The last leg of the journey started in Texarkana, on the border of Texas and Arkansas. We’d spent the night at a hotel so we could get a fresh start in the morning and get to the apartment complex before they closed at 5. Texarkana, the little I saw of it, seemed like a nice place. To be honest, I wasn’t sure if we were in Texarkana, Arkansas or Texarkana, Texas, because by then, the trip was starting to take its toll. The drive, I think, took longer than expected, because my car wasn’t really all that fond of towing a heavy trailer, evident by the subtle groans and its resistance to driving up even the slightest of inclines, slowing my ascent to an almost dangerous crawl. Stops were also more frequent because of the nature of SUV’s and my car was pre-fuel efficiency. Things were smoother as we ventured south, simply because of the flat land, but the trailer itself would soon prove to be problematic.
About three hours from Houston, upon crossing an overpass, I hit a weird bit of asphalt and jackknifed with the trailer, spinning my car 180 degrees across the two-lane highway. Thankfully, we were the only ones for a mile or so in either direction, so there were no injuries. I don’t really remember much, aside from seeing my co-worker’s car about 50 yards ahead, and then suddenly, my rabbit’s carrier was in my lap, there were bunny kibbles everywhere and there was an oncoming semi. So that’s nice.
The interesting thing that I noticed about interstate highways down south is that there are houses dotted along them, with driveways leading right onto the interstate. Fortunately, when I’d spun around, I landed in front of a house, whose residents witnessed the whole thing and called the state troopers for me. Apparently, that happens more often than not off that particular overpass, and I was lucky that the weight of the trailer had prevented me from spinning off into the ditch next to the highway. The trailer had actually come off the hitch and was only being held on by the cables that connected the electricals.
There were also a few good samaritans that pulled over and despite not speaking English, they did their best to try to help get the trailer out of the road, for which I’m thankful.
Eventually, I was able to sort of assess the damage and pick up a few pieces that were ripped off the trailer hitch. I no longer had directionals or an interior light, but still had tail and headlights. The trailer, however, had no electricals at all. Awesome.
The state trooper was super nice and since a report was made of the accident, if I were to be pulled over for not having tail lights or not signaling a merge in the remaining three hours of my trip, there was documentation that would explain why. Thankfully, I wasn’t, but I did vow never to tow anything ever again, (not like I could because my trailer hitch was basically destroyed.)
We eventually made it to the apartment complex with minutes to spare. Once we got our keys and signed the lease, we unpacked the non-furniture stuff and dumped them in the living room before heading off to Walmart. My number one priority was to get an air mattress, (as I wasn’t able to bring a bed with me,) and there were other various necessities we all needed.

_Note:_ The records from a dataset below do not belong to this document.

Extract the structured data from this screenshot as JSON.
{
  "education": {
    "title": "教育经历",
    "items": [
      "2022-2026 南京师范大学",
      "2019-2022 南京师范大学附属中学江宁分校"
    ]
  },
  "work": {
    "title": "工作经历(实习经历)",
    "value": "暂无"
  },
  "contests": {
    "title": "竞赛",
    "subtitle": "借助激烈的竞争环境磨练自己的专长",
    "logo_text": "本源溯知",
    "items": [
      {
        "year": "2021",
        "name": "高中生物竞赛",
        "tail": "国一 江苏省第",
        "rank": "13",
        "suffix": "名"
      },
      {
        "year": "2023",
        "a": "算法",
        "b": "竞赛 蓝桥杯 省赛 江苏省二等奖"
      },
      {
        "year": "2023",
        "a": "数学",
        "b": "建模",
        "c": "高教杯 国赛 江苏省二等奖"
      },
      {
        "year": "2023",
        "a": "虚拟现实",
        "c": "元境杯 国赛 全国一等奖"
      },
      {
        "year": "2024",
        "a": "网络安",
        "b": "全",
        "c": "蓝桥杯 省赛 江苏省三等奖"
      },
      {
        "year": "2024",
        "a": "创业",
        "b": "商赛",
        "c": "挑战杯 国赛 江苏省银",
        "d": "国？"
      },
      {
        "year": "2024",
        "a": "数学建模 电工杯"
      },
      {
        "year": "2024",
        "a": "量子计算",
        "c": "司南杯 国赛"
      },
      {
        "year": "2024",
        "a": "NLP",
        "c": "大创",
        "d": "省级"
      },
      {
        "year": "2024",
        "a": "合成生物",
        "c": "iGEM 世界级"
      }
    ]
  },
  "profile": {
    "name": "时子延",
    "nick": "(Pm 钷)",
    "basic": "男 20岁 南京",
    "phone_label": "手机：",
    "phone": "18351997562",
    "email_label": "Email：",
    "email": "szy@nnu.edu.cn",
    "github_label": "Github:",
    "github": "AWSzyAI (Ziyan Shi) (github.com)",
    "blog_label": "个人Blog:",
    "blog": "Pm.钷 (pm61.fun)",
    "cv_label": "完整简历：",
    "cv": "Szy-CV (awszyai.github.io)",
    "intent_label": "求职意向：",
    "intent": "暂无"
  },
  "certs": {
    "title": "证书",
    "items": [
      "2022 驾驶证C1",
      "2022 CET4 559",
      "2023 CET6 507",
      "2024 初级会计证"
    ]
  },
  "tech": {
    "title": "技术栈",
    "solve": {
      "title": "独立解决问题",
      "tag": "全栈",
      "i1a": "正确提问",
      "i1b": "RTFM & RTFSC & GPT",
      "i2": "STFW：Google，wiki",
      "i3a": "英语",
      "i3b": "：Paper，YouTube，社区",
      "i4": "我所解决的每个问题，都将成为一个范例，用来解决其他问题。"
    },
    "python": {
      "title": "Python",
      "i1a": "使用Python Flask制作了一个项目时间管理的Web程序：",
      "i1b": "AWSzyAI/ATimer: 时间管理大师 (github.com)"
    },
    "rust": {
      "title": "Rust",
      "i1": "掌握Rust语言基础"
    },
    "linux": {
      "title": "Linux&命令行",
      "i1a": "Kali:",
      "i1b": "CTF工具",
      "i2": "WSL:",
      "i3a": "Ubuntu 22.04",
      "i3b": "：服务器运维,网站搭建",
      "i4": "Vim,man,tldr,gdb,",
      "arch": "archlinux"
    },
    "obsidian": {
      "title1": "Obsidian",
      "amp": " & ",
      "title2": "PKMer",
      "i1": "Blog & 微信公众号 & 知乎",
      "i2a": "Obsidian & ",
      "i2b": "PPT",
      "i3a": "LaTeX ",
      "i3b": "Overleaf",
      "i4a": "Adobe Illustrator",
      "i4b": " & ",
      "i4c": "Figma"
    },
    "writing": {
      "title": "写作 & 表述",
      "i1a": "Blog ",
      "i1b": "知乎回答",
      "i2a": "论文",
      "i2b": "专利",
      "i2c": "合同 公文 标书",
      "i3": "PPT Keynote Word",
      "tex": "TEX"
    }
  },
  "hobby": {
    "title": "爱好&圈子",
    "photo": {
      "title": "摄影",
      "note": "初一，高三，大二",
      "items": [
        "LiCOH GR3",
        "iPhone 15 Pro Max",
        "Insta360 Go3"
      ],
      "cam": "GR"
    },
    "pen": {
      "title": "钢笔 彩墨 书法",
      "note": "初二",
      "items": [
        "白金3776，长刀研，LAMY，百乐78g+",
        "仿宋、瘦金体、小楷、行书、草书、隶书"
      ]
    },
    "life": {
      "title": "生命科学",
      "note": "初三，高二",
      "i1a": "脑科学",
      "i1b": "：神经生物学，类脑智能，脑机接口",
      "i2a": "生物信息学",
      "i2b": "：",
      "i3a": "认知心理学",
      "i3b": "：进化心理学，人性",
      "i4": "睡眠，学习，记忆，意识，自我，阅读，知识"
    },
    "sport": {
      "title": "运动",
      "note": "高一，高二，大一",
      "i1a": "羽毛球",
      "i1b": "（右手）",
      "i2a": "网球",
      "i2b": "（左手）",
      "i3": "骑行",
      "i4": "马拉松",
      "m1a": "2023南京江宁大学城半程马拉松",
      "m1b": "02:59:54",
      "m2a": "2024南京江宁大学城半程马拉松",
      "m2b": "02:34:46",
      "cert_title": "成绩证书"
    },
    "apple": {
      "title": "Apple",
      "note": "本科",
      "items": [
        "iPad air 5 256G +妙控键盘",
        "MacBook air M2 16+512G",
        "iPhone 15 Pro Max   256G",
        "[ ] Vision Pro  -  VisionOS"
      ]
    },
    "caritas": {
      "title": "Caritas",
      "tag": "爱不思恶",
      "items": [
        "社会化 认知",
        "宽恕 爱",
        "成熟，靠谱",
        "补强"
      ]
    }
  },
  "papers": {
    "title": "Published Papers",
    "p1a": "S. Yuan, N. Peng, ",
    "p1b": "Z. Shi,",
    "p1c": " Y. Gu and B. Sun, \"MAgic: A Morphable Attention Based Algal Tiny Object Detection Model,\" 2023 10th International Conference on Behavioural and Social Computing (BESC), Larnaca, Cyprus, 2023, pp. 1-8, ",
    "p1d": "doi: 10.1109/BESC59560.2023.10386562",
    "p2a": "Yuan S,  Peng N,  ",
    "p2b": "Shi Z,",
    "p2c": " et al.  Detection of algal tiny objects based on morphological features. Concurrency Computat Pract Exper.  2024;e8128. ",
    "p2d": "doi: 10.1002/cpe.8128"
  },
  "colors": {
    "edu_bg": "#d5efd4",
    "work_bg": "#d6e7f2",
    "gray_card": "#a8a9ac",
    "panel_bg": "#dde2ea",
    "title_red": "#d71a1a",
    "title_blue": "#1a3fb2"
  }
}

Luckily, we still had a day to spare before co-worker and I started work, but we were now “home” and our Texas adventure was beginning.